In poems such as ‘At First I Thought You Were Talking About…’ the contradictions and blind alleys of miscommunication in everyday speech are captured in caesura and enjambment; in the middle of the poem jewel-bright imagery sparkles. As with the majority of the poems here, the reader (or audience) are swept along by the rhythms and beats of the phrasing.
Lesbian relationships are referred to in poems like ‘Meet’. Recalling a red haired woman, it is erotic, tender, passionate and powerful. Metaphors bright with visionary impact, from the seasons and the weather, port cities and the binary sky-goddess-god principle Mawulisa of the African Vodu pantheon combine with distinctive talismanic images such as a cavern, a mirror, granite and a lion.

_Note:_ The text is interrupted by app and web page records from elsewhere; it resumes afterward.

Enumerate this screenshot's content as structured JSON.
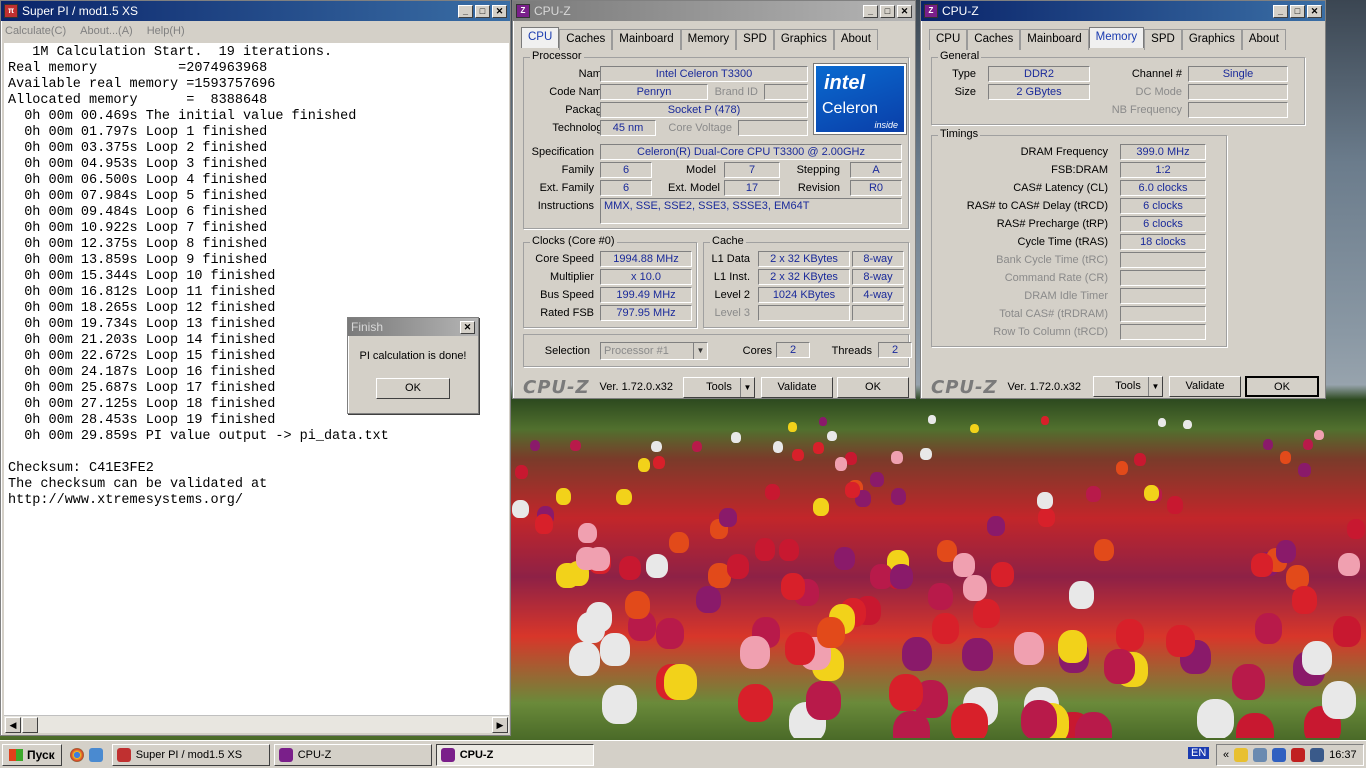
{
  "superpi": {
    "title": "Super PI / mod1.5 XS",
    "menu": [
      "Calculate(C)",
      "About...(A)",
      "Help(H)"
    ],
    "lines": [
      "   1M Calculation Start.  19 iterations.",
      "Real memory          =2074963968",
      "Available real memory =1593757696",
      "Allocated memory      =  8388648",
      "  0h 00m 00.469s The initial value finished",
      "  0h 00m 01.797s Loop 1 finished",
      "  0h 00m 03.375s Loop 2 finished",
      "  0h 00m 04.953s Loop 3 finished",
      "  0h 00m 06.500s Loop 4 finished",
      "  0h 00m 07.984s Loop 5 finished",
      "  0h 00m 09.484s Loop 6 finished",
      "  0h 00m 10.922s Loop 7 finished",
      "  0h 00m 12.375s Loop 8 finished",
      "  0h 00m 13.859s Loop 9 finished",
      "  0h 00m 15.344s Loop 10 finished",
      "  0h 00m 16.812s Loop 11 finished",
      "  0h 00m 18.265s Loop 12 finished",
      "  0h 00m 19.734s Loop 13 finished",
      "  0h 00m 21.203s Loop 14 finished",
      "  0h 00m 22.672s Loop 15 finished",
      "  0h 00m 24.187s Loop 16 finished",
      "  0h 00m 25.687s Loop 17 finished",
      "  0h 00m 27.125s Loop 18 finished",
      "  0h 00m 28.453s Loop 19 finished",
      "  0h 00m 29.859s PI value output -> pi_data.txt",
      "",
      "Checksum: C41E3FE2",
      "The checksum can be validated at",
      "http://www.xtremesystems.org/"
    ]
  },
  "finish_dialog": {
    "title": "Finish",
    "message": "PI calculation is done!",
    "ok": "OK"
  },
  "cpuz1": {
    "title": "CPU-Z",
    "tabs": [
      "CPU",
      "Caches",
      "Mainboard",
      "Memory",
      "SPD",
      "Graphics",
      "About"
    ],
    "processor_group": "Processor",
    "name_label": "Name",
    "name": "Intel Celeron T3300",
    "codename_label": "Code Name",
    "codename": "Penryn",
    "brandid_label": "Brand ID",
    "package_label": "Package",
    "package": "Socket P (478)",
    "technology_label": "Technology",
    "technology": "45 nm",
    "corevoltage_label": "Core Voltage",
    "spec_label": "Specification",
    "spec": "Celeron(R) Dual-Core CPU    T3300  @ 2.00GHz",
    "family_label": "Family",
    "family": "6",
    "model_label": "Model",
    "model": "7",
    "stepping_label": "Stepping",
    "stepping": "A",
    "extfamily_label": "Ext. Family",
    "extfamily": "6",
    "extmodel_label": "Ext. Model",
    "extmodel": "17",
    "revision_label": "Revision",
    "revision": "R0",
    "instr_label": "Instructions",
    "instr": "MMX, SSE, SSE2, SSE3, SSSE3, EM64T",
    "clocks_group": "Clocks (Core #0)",
    "corespeed_label": "Core Speed",
    "corespeed": "1994.88 MHz",
    "multiplier_label": "Multiplier",
    "multiplier": "x 10.0",
    "busspeed_label": "Bus Speed",
    "busspeed": "199.49 MHz",
    "ratedfsb_label": "Rated FSB",
    "ratedfsb": "797.95 MHz",
    "cache_group": "Cache",
    "l1d_label": "L1 Data",
    "l1d": "2 x 32 KBytes",
    "l1d_way": "8-way",
    "l1i_label": "L1 Inst.",
    "l1i": "2 x 32 KBytes",
    "l1i_way": "8-way",
    "l2_label": "Level 2",
    "l2": "1024 KBytes",
    "l2_way": "4-way",
    "l3_label": "Level 3",
    "selection_label": "Selection",
    "selection": "Processor #1",
    "cores_label": "Cores",
    "cores": "2",
    "threads_label": "Threads",
    "threads": "2",
    "logo_brand": "intel",
    "logo_product": "Celeron",
    "logo_inside": "inside"
  },
  "cpuz2": {
    "title": "CPU-Z",
    "tabs": [
      "CPU",
      "Caches",
      "Mainboard",
      "Memory",
      "SPD",
      "Graphics",
      "About"
    ],
    "general_group": "General",
    "type_label": "Type",
    "type": "DDR2",
    "size_label": "Size",
    "size": "2 GBytes",
    "channel_label": "Channel #",
    "channel": "Single",
    "dcmode_label": "DC Mode",
    "nbfreq_label": "NB Frequency",
    "timings_group": "Timings",
    "rows": [
      {
        "label": "DRAM Frequency",
        "value": "399.0 MHz",
        "dim": false
      },
      {
        "label": "FSB:DRAM",
        "value": "1:2",
        "dim": false
      },
      {
        "label": "CAS# Latency (CL)",
        "value": "6.0 clocks",
        "dim": false
      },
      {
        "label": "RAS# to CAS# Delay (tRCD)",
        "value": "6 clocks",
        "dim": false
      },
      {
        "label": "RAS# Precharge (tRP)",
        "value": "6 clocks",
        "dim": false
      },
      {
        "label": "Cycle Time (tRAS)",
        "value": "18 clocks",
        "dim": false
      },
      {
        "label": "Bank Cycle Time (tRC)",
        "value": "",
        "dim": true
      },
      {
        "label": "Command Rate (CR)",
        "value": "",
        "dim": true
      },
      {
        "label": "DRAM Idle Timer",
        "value": "",
        "dim": true
      },
      {
        "label": "Total CAS# (tRDRAM)",
        "value": "",
        "dim": true
      },
      {
        "label": "Row To Column (tRCD)",
        "value": "",
        "dim": true
      }
    ]
  },
  "footer": {
    "brand": "CPU-Z",
    "version": "Ver. 1.72.0.x32",
    "tools": "Tools",
    "validate": "Validate",
    "ok": "OK"
  },
  "taskbar": {
    "start": "Пуск",
    "tasks": [
      "Super PI / mod1.5 XS",
      "CPU-Z",
      "CPU-Z"
    ],
    "lang": "EN",
    "clock": "16:37"
  }
}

An emotional charge sees the poet lose her footing in ‘Eulogy for Alvin Frost’, a poem in four verses. Focused on the memory of a friend whose death she read about at Newark airport at dawn:
‘I plummet down through a hole in the carpet / seeking immediate ground for my feet to embrace’
In her manipulation of language, Lorde has the ability to tear open apparently concrete reality and pass in and out of it as in a dream state, funnelling words to sift, combine and sculpt her poetry.
Lorde was a civil rights activist, and her political stance is reflected in her work. In verse III of ‘Eulogy for Alvin Frost’:
‘I am tired of writing memorials to black men / whom I was on the brink of knowing.’
In the 1980s she founded Kitchen Table: Women of Color Press with Barbara Smith. She was a founding member of Sisters in Support of Sisters in South Africa, working to raise awareness of the situation for women under apartheid. She published The Cancer Journals in 1980, documenting her personal struggle with breast cancer. She refused to be a victim of the illness and considered herself instead as a warrior. In 1981 she received a fellowship from the National Endowment for the Arts.
A Burst of Light (1989) was an essay collection that she wrote after the cancer had spread to her liver and she had taken the brave step of exchanging further surgery for alternative treatments (she had already had a mastectomy – and maintained that it was important to be open about such traumas, so that women did not continue to suffer in silence). The collection won a National Book Award.
Lorde’s last years were spent in the US Virgin Isles living with her partner Gloria Joseph. She took on the African name Gamba Adisa (‘She who makes her meaning clear’). Reading this collection of poems, it’s easy to see how fitting this name is and to remember how she set out, as a young child who began to talk in poetic phraseology. It was as a child that she dropped the ‘y’ from Audrey in favour of the poetic symmetry of the two ‘e’s in her name. She died in 1992 on the island of St Croix in the Virgin Isles but will be forever remembered for her tenacity and her incantatory powers with language, as well as for her strong self-identity as a Black lesbian mother, daughter and feminist.
This book can be found in the Arts, Sport and the Media section: AR.2.03/LOR
Related material on the AIU Centre shelves:
AR.2.04/LOR Sister Outsider by Audre Lorde. Penguin Classics, London: 2019
GE.2.01/LOR Zami: A New Spelling of My Name, by Audre Lorde. Sheba Feminist Press, UK: 1984
GE.1/COL Black Feminist Thought: Knowledge, Consciousness and the Politics of Empowerment, Patricia Hill Collins, Series title: Perspectives on Gender. Routledge, New York: 2000
AR.2.01/RUS Render Me My Song: African-American Women Writers from Slavery to the Present, Sandi Russell. Pandora Press, London: 2002
Elsewhere on the blog: